Any ideas why I am not getting speeds close to this? David Stephens , May 26, 2013; 08:22 p.m. So, it didn't matter which reader that you used? I'm using the Lexar 32G 1000x CF card with a Lexar USB 3.0 reader and getting very fast downloads, but I haven't bothered to measure. Raspberry Pi Learning Resources. This learning resource describes a practical exercise where the Raspberry Pi is used to demonstrate Dynamic Host Configuration Protocol on an isolated network.

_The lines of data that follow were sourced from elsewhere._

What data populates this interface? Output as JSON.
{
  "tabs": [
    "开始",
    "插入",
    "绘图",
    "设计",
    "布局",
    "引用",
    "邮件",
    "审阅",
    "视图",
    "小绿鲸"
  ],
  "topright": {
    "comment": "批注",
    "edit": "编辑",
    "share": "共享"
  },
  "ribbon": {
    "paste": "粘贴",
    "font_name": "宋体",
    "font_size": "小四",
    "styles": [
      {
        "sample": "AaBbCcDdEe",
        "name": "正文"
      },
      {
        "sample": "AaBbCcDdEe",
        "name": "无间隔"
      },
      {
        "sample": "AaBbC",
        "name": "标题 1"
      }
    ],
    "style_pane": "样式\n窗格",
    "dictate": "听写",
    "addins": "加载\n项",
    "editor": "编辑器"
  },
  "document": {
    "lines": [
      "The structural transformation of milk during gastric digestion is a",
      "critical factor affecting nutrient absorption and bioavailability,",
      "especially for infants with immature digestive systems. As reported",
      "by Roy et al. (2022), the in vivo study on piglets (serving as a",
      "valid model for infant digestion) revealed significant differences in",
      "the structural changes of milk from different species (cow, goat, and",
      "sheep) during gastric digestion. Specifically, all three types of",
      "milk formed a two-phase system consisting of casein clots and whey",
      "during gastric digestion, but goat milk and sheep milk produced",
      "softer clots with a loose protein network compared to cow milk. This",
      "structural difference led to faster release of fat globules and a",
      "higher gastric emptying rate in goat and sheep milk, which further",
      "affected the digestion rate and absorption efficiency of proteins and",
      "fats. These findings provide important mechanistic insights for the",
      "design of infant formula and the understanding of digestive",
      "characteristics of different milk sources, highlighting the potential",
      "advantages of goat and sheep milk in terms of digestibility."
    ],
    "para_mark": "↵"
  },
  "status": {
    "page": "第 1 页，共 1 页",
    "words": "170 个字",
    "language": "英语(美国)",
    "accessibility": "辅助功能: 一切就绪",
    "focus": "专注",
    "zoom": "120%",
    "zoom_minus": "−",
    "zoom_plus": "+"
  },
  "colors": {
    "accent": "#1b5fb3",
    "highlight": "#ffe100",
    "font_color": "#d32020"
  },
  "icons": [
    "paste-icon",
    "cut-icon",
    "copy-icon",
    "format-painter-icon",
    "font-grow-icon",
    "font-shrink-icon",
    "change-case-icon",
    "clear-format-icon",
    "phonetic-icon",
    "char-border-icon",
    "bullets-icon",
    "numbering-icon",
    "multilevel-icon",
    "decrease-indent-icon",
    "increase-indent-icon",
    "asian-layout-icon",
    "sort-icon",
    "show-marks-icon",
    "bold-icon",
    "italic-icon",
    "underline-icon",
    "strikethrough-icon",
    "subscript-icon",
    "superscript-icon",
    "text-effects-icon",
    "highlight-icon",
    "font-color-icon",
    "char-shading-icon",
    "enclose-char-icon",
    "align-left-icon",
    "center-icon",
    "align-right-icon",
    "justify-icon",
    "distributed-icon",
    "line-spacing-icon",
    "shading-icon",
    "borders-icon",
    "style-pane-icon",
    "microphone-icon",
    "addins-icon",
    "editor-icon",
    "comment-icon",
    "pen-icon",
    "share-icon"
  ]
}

Introduction By now it will be clear that repeatedly changing the /etc/network/interfaces file is time-consuming and laborious. There are a number of disadvantages to giving static IP addresses to all computers on the network. Consider what would happen when you want to add even more computers to your network. Users must manually allocate IP addressesUsers must ensure that no two computers have the same addressIt is time-consuming to edit the configuration file on every computerIt is not ideal for mobile devices like laptops, which frequently join and leave the network How can we make this easier?
Learning objectives Understand what Dynamic Host Configuration Protocol (DHCP) isKnow the role it plays in the overall structure of a computer network Learning outcomes All students are able to: Most students are able to: Lesson summary Resources. Pi Quick Start Guide. What you will need Required SD CardWe recommend an 8GB class 4 SD card – ideally preinstalled with NOOBS. You can buy a card with NOOBS pre-installed, or you can download it for free from our downloads page.Display and connectivity cablesAny HDMI/DVI monitor or TV should work as a display for the Pi .
For best results, use one with HDMI input, but other connections are available for older devices. Use a standard Ethernet cable for internet access.Keyboard and mouseAny standard USB keyboard and mouse will work with your Raspberry Pi.Power supplyUse a 5V micro USB power supply to power your Raspberry Pi. Be careful that whatever power supply you use outputs at least 5V; insufficient power will cause your Pi to behave in strange ways. Not essential but helpful to have Plugging in your Raspberry Pi Before you plug anything into your Raspberry Pi, make sure that you have all the equipment listed above to hand. Logging into your Raspberry Pi Read more in our documentation.